that the era of cheap food was over, the
global milk food prices once again reduced
to US$ 3,000 per metric tonne.

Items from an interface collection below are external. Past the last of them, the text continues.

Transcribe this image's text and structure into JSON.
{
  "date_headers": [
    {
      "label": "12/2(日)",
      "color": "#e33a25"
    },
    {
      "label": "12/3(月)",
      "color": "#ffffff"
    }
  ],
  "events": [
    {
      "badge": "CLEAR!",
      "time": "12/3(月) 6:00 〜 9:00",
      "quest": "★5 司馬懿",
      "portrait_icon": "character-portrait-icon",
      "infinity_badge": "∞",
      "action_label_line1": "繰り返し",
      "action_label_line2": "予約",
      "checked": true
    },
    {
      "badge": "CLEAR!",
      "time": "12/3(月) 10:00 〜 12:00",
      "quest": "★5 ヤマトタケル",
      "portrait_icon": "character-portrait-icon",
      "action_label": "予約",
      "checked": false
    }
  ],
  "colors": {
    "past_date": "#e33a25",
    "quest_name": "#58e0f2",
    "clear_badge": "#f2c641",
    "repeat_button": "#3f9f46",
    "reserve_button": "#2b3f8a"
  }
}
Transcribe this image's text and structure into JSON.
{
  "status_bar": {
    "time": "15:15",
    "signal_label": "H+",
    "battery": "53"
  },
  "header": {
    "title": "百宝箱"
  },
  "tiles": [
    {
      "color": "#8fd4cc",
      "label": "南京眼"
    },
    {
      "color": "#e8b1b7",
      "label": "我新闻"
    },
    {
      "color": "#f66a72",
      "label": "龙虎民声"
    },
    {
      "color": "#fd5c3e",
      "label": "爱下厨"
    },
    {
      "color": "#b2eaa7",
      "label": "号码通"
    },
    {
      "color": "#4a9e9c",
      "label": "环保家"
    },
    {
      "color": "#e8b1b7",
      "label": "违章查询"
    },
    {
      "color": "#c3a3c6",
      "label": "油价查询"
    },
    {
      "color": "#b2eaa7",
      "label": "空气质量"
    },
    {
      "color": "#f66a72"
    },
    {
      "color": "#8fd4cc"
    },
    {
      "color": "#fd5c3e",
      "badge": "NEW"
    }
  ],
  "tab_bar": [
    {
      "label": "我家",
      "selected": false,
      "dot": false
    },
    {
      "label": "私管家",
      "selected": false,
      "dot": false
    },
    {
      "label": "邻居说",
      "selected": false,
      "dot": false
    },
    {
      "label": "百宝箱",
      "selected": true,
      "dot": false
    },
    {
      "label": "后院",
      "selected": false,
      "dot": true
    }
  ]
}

However,
local prices have not been adjusted
Dr. de Silva said that when the global milk
powder prices reduced to US$ 2,000 per
metric tonne last December, the government
announced a reduction of Rs. 15 in local
It is indeed interesting that a pack of milk
powder that was priced at Rs. 195 when a
metric tonne of milk powder was US$ 3,000
was increased to Rs. 285 when the prices
increased and has now been subjected to a
reduction of only Rs. 15 when the global
prices have plummeted to US$ 2,000 per
Should be reduced
Dr. de Silva says that the prices of fuel
and other essential items should be reduced
in keeping with the global prices.
It must also be noted that the government
that announced an economic stimulus package
just before the dawn of the New Year had
slapped a plethora of taxes that would have
a direct impact on the average Sri Lankan
Although the 15% VAT component was reduced
to 12% through the 2009 budget, economists
have pointed out that the reduction has not
affected the government's tax collection due
to the imposition of a range of new taxes as
well as the increase of several existing
taxes and cess.
According to calculations an additional Rs.
30 billion burden would be placed on the
shoulders of the people in the form of tax
payments for 2009. (Rs. 1,500 in additional
taxes to be paid by each person.)
In the 2009 budget, there have been
increases in cess on imported items, notably
consumer goods, food items and even animal
According to the Cabinet Memorandum of the
economic stimulus package, the President in
his capacity as the Finance Minister has
called for the continuance of a number of
cess imposed on imported items and has even
proposed to increase it where some
commodities are concerned.
However, it has also been stated that given
the decline in global prices, the
continuance of the cess or an increase in it
would not result in a price increase in the
local market. Whether this would actually be
the case in reality is another question.
Given past experience, it would not be
surprising to see an increase in the prices
of several imported products due to the
increase in import cess.
According to analysts, any tax burden is
ultimately passed on to the consumer who is
always at the receiving end.
High commodity prices
The masses who have been burdened with high
commodity prices and an intensifying battle
for survival amidst a soaring cost of living
for the most part of last year, were hoping
for some relief in 2009 with the declining
global fuel prices.
All they have so far been offered is just a
meager reduction in prices that would not
have a massive impact where personal
finances and saving are concerned.
Meanwhile, the consumers would be faced with
another shortage of rice in the market very
soon. According to rice wholesale dealers,
the government's failure to increase the
price of samba rice and the mill owners'
failure to supply samba at Rs.65 to the
wholesale market has led to a shortage of
samba rice in the market.
It has been reported that the rice mill
owners who had initially agreed to supply a
kilo of samba rice at Rs. 65 have now gone
back on their word.
President, Old Moor Street Importers'
Association (OMSIA), K. Palaniyandi, who is
also a rice wholesale dealer, said that due
to the mill owners' failure to provide samba
rice at Rs.65 and the government's failure
to allow a price increase, there was a rice
shortage in the market.
"There are two options to tide over the
situation. The government should either be
flexible and allow the rice traders to sell
samba around Rs.75 - Rs.80, or should take
the rice mill owners to task for increasing
their prices from Rs.65 to Rs.70. Earlier
when we were supplied samba for Rs.65 we
sold the stock to the retail traders for
Rs.67 and they in turn sold it to the
consumers at Rs.70.
"But with the sudden price increase by mill
owners we are unable purchase rice for Rs.70
and sell it at the controlled price. That
was why we requested the government to
intervene and to allow us to increase the
selling price of samba but to no avail,"
Palaniyandi had told The Sunday Leader's
sister paper The Morning Leader last week.
He had also said that due to the current
rice shortage, the wholesale rice market has
been badly affected over the past few weeks
and many wholesale shops were on the verge